West Virginia: Secretary of State Natalie Tennant (D-WV) formally announced her bid to succeed retiring Senator Jay Rockefeller (D-WV) this week.

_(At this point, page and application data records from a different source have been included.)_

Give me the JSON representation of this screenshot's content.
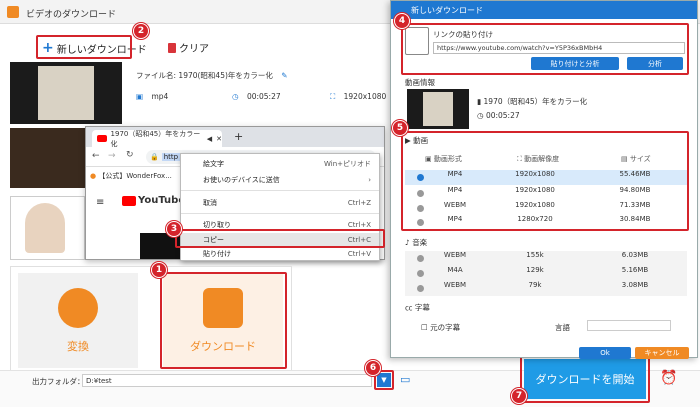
{
  "main": {
    "title": "ビデオのダウンロード",
    "new_download": "新しいダウンロード",
    "clear": "クリア",
    "item": {
      "file_label": "ファイル名: ",
      "file_name": "1970(昭和45)年をカラー化",
      "format": "mp4",
      "duration": "00:05:27",
      "resolution": "1920x1080"
    },
    "convert_label": "変換",
    "download_label": "ダウンロード",
    "output_folder_label": "出力フォルダ：",
    "output_folder_value": "D:¥test",
    "start_label": "ダウンロードを開始"
  },
  "browser": {
    "tab_title": "1970（昭和45）年をカラー化",
    "url": "http",
    "bookmark": "【公式】WonderFox...",
    "site": "YouTube"
  },
  "context_menu": {
    "items": [
      {
        "label": "絵文字",
        "shortcut": "Win+ピリオド"
      },
      {
        "label": "お使いのデバイスに送信",
        "shortcut": "›"
      },
      {
        "label": "取消",
        "shortcut": "Ctrl+Z"
      },
      {
        "label": "切り取り",
        "shortcut": "Ctrl+X"
      },
      {
        "label": "コピー",
        "shortcut": "Ctrl+C"
      },
      {
        "label": "貼り付け",
        "shortcut": "Ctrl+V"
      }
    ]
  },
  "dialog": {
    "title": "新しいダウンロード",
    "paste_link_label": "リンクの貼り付け",
    "url_value": "https://www.youtube.com/watch?v=Y5P36xBMbH4",
    "paste_analyze": "貼り付けと分析",
    "analyze": "分析",
    "video_info_label": "動画情報",
    "video_title": "1970（昭和45）年をカラー化",
    "video_duration": "00:05:27",
    "video_section": "動画",
    "video_headers": [
      "動画形式",
      "動画解像度",
      "サイズ"
    ],
    "video_rows": [
      {
        "format": "MP4",
        "res": "1920x1080",
        "size": "55.46MB",
        "selected": true
      },
      {
        "format": "MP4",
        "res": "1920x1080",
        "size": "94.80MB",
        "selected": false
      },
      {
        "format": "WEBM",
        "res": "1920x1080",
        "size": "71.33MB",
        "selected": false
      },
      {
        "format": "MP4",
        "res": "1280x720",
        "size": "30.84MB",
        "selected": false
      }
    ],
    "audio_section": "音楽",
    "audio_rows": [
      {
        "format": "WEBM",
        "bitrate": "155k",
        "size": "6.03MB"
      },
      {
        "format": "M4A",
        "bitrate": "129k",
        "size": "5.16MB"
      },
      {
        "format": "WEBM",
        "bitrate": "79k",
        "size": "3.08MB"
      }
    ],
    "subtitle_section": "字幕",
    "original_subtitle": "元の字幕",
    "language_label": "言語",
    "ok": "Ok",
    "cancel": "キャンセル"
  },
  "badges": [
    "1",
    "2",
    "3",
    "4",
    "5",
    "6",
    "7"
  ],
  "colors": {
    "accent_red": "#d4242b",
    "brand_orange": "#f08a24",
    "brand_blue": "#1f78d1"
  }
}
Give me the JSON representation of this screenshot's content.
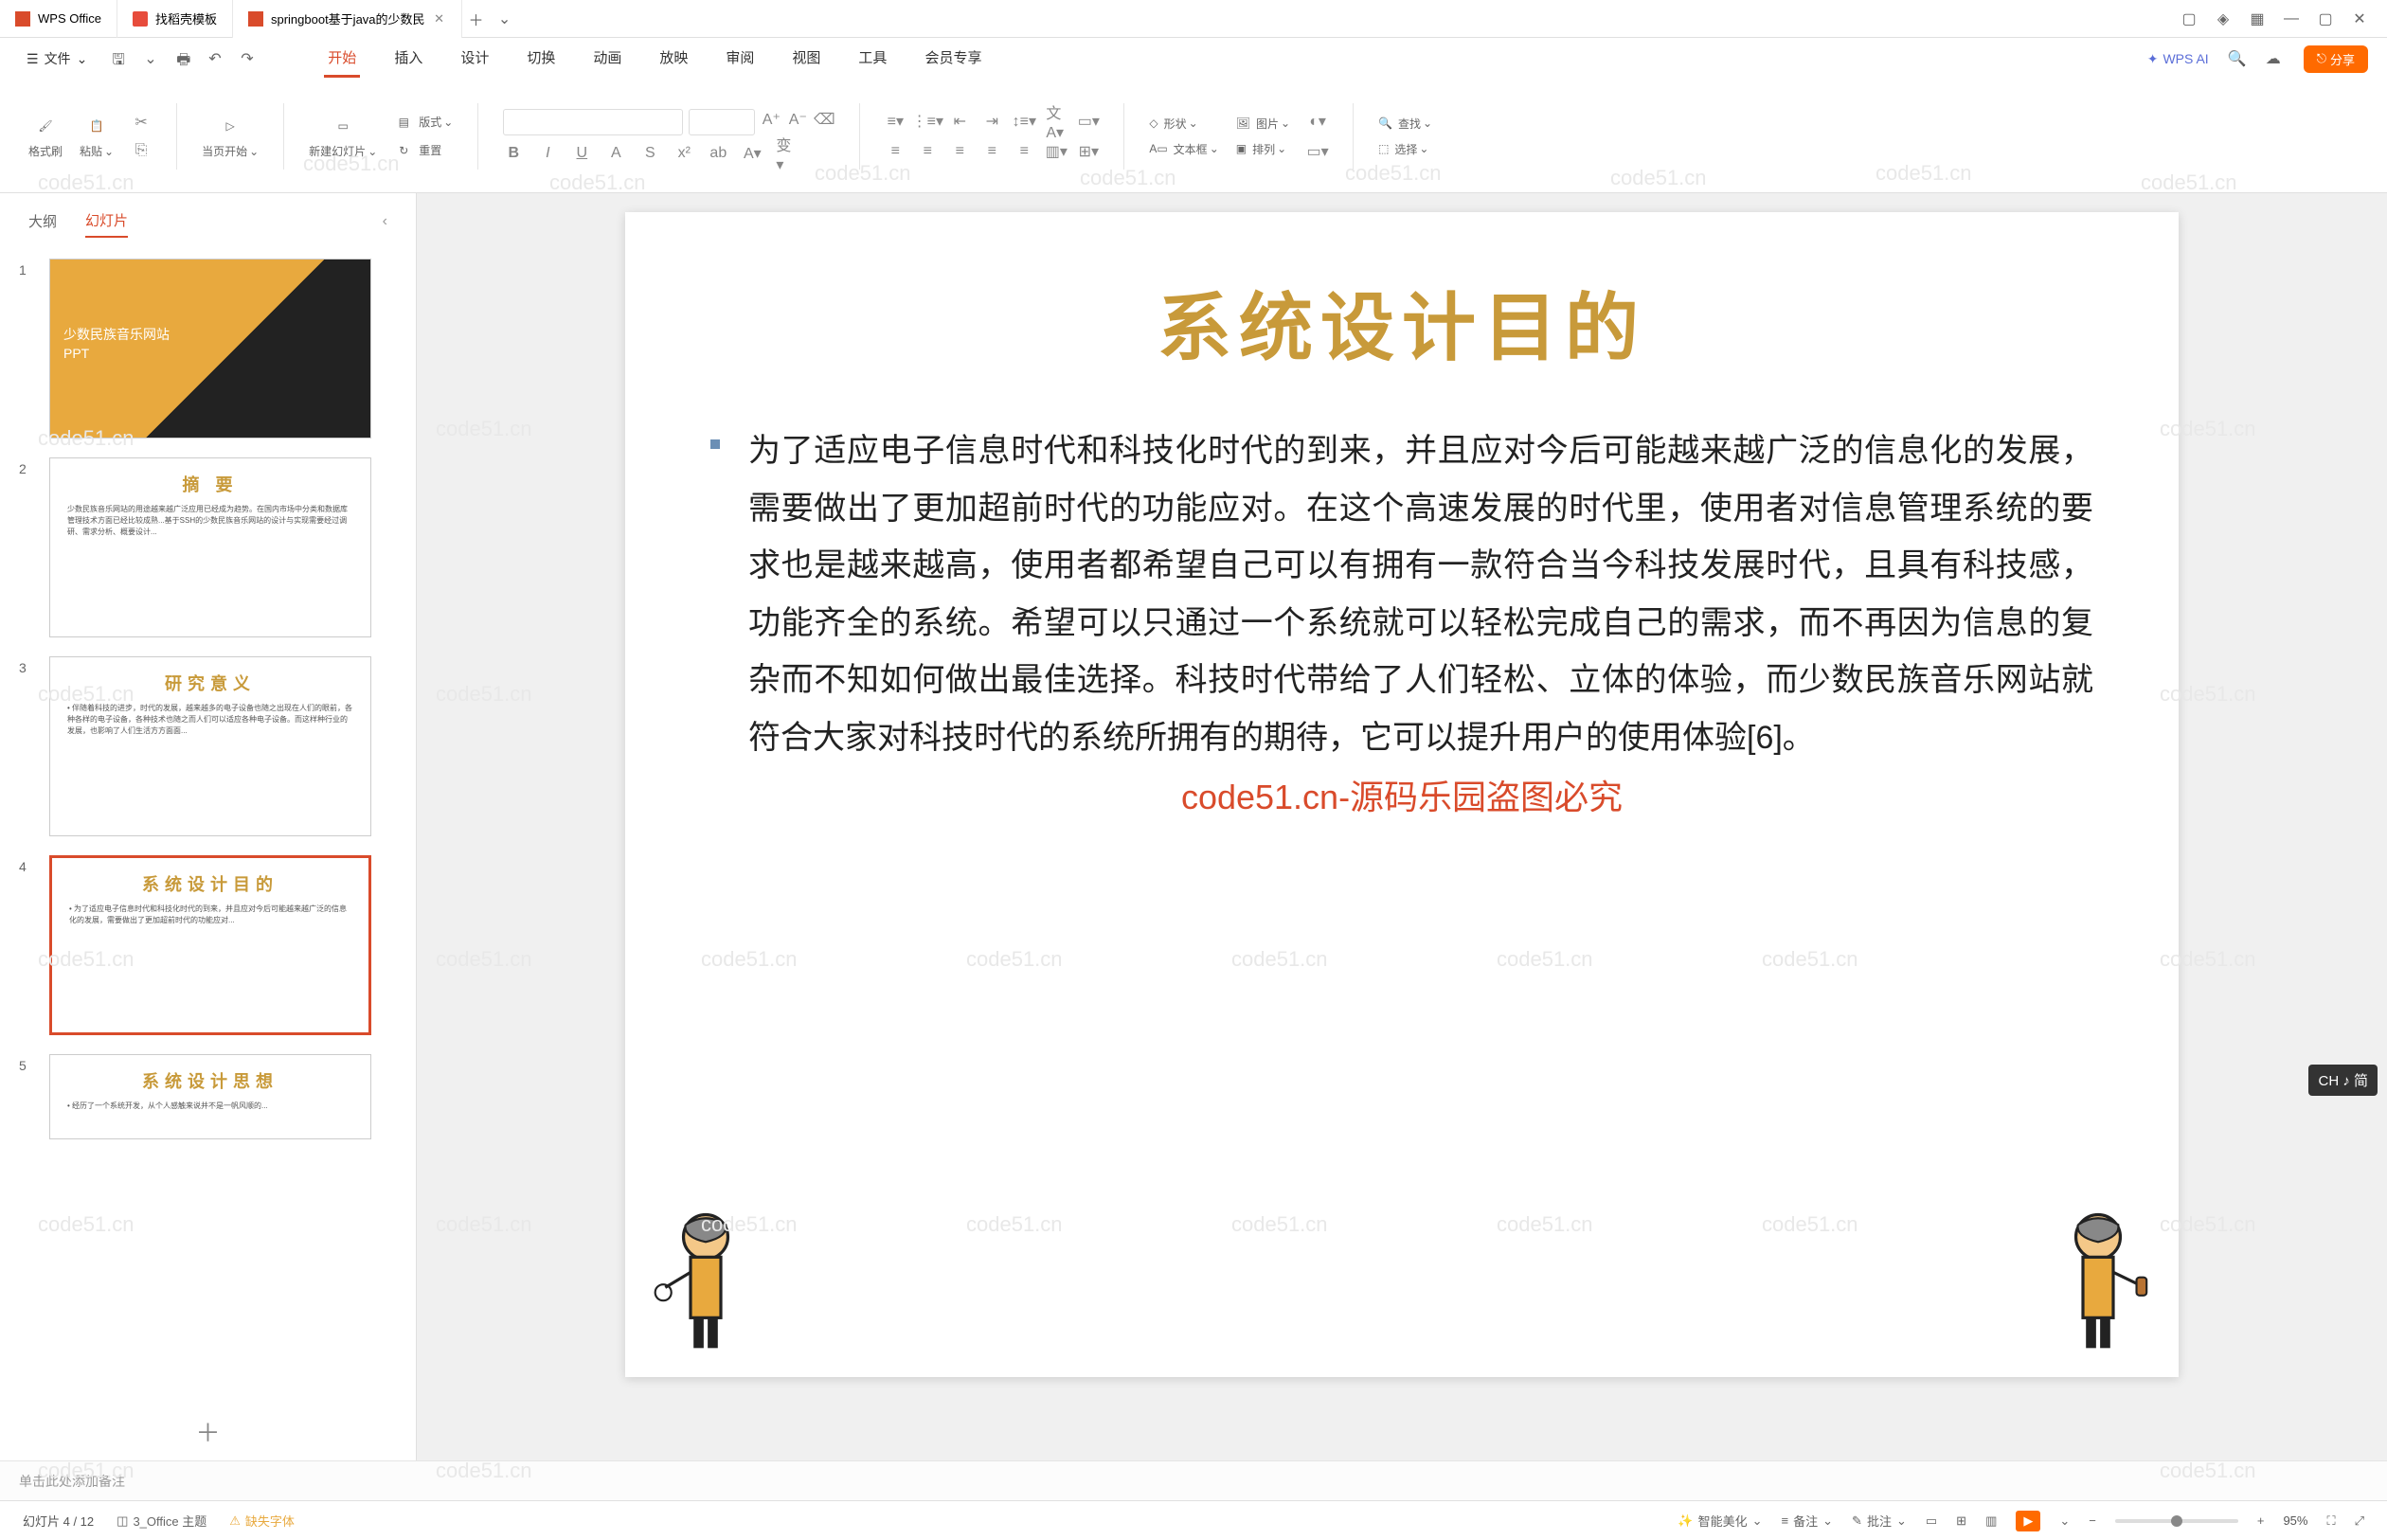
{
  "titlebar": {
    "tabs": [
      {
        "label": "WPS Office"
      },
      {
        "label": "找稻壳模板"
      },
      {
        "label": "springboot基于java的少数民"
      }
    ]
  },
  "menubar": {
    "file": "文件",
    "tabs": [
      "开始",
      "插入",
      "设计",
      "切换",
      "动画",
      "放映",
      "审阅",
      "视图",
      "工具",
      "会员专享"
    ],
    "wps_ai": "WPS AI",
    "share": "分享"
  },
  "ribbon": {
    "format_brush": "格式刷",
    "paste": "粘贴",
    "from_current": "当页开始",
    "new_slide": "新建幻灯片",
    "layout": "版式",
    "reset": "重置",
    "shape": "形状",
    "picture": "图片",
    "textbox": "文本框",
    "arrange": "排列",
    "find": "查找",
    "select": "选择"
  },
  "sidepanel": {
    "outline": "大纲",
    "slides": "幻灯片"
  },
  "thumbs": [
    {
      "num": "1",
      "title": "少数民族音乐网站\nPPT"
    },
    {
      "num": "2",
      "title": "摘  要"
    },
    {
      "num": "3",
      "title": "研究意义"
    },
    {
      "num": "4",
      "title": "系统设计目的"
    },
    {
      "num": "5",
      "title": "系统设计思想"
    }
  ],
  "slide": {
    "title": "系统设计目的",
    "body": "为了适应电子信息时代和科技化时代的到来，并且应对今后可能越来越广泛的信息化的发展，需要做出了更加超前时代的功能应对。在这个高速发展的时代里，使用者对信息管理系统的要求也是越来越高，使用者都希望自己可以有拥有一款符合当今科技发展时代，且具有科技感，功能齐全的系统。希望可以只通过一个系统就可以轻松完成自己的需求，而不再因为信息的复杂而不知如何做出最佳选择。科技时代带给了人们轻松、立体的体验，而少数民族音乐网站就符合大家对科技时代的系统所拥有的期待，它可以提升用户的使用体验[6]。"
  },
  "watermark_overlay": "code51.cn-源码乐园盗图必究",
  "wm": "code51.cn",
  "notes": {
    "placeholder": "单击此处添加备注"
  },
  "statusbar": {
    "slide_pos": "幻灯片 4 / 12",
    "theme": "3_Office 主题",
    "missing_font": "缺失字体",
    "beautify": "智能美化",
    "notes_btn": "备注",
    "comments": "批注",
    "zoom": "95%"
  },
  "ime": "CH ♪ 简"
}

Tennant is likely to square off with Rep. Shelley Moore Capito (R-WV) in next year's general election.

A look ahead:


Thursday, September 19 – The House Homeland Security Committee’s Oversight and Management Subcommittee will hold a hearing on “DHS Acquisition Practices: Improving Outcomes for Taxpayers Using Defense and Private-Sector Lessons Learned” at 2:00 p.m. in 311 Cannon.

Friday, September 20 – The House Armed Services Committee’s Readiness Subcommittee will hold a hearing on “Resetting the Force for the Future: Risks of Sequestration” at 9:00 a.m. at 2212 Rayburn.


Tuesday, September 24 – The Senate Intelligence Committee will hold a full committee hearing on "Foreign Intelligence Surveillance Act legislation" at 2:30 p.m. in 216 Hart.

Tuesday, September 24 – The Senate Budget Committee will hold a full committee hearing on "The Impact of Political Uncertainty on Jobs and the Economy” at 2:30 p.m. in 608 Dirksen.

Tuesday, September 24 – The Senate Environment and Public Works Committee’s Clean Air and Nuclear Safety Subcommittee will hold a hearing on "Black Carbon – A Global Health Problem with Low-Cost Solutions" at 10:30 a.m. in 406 Dirksen.

Thursday, September 26 – The Senate Homeland Security and Governmental Affairs Committee will hold a full committee hearing on "Outside the Box: Reforming and Renewing the Postal Service, Part II – Promoting a 21st-Century Workforce" at 10:00 a.m. in 342 Dirksen.

Washington by the numbers

44 – The percentage of Americans who view Russia as an enemy, the highest total in 15 years.

Washington quote

“We’re getting the living crap beaten out of us...They just beat the living daylights out of little West Virginia, but they sure like what we produce.” – Sen. Joe Manchin (D-WV) on new EPA coal-plant regulations. (Daily Caller)

Washington humor

"Senate leaders Harry Reid and Mitch McConnell admitted they have no Plan B if the House doesn't avoid a government shutdown. Of course this raised a lot of questions, like: Since when did they have a Plan A?" – Jimmy Fallon


 Steven C. LaTourette, President | 202.559.2600

McDonald Hopkins Government Strategies LLC
101 Constitution Avenue NW, Suite 600 East, Washington, D.C. 20001


Although McDonald Hopkins Government Strategies LLC is owned by the law firm McDonald Hopkins LLC, McDonald Hopkins Government Strategies is not a law firm and does not provide legal services. Accordingly, the retention of McDonald Hopkins Government Strategies does not create a client-lawyer relationship and the protections of the client-lawyer relationship, such as attorney-client privilege and the ethics rules pertaining to conduct by lawyers, do not apply.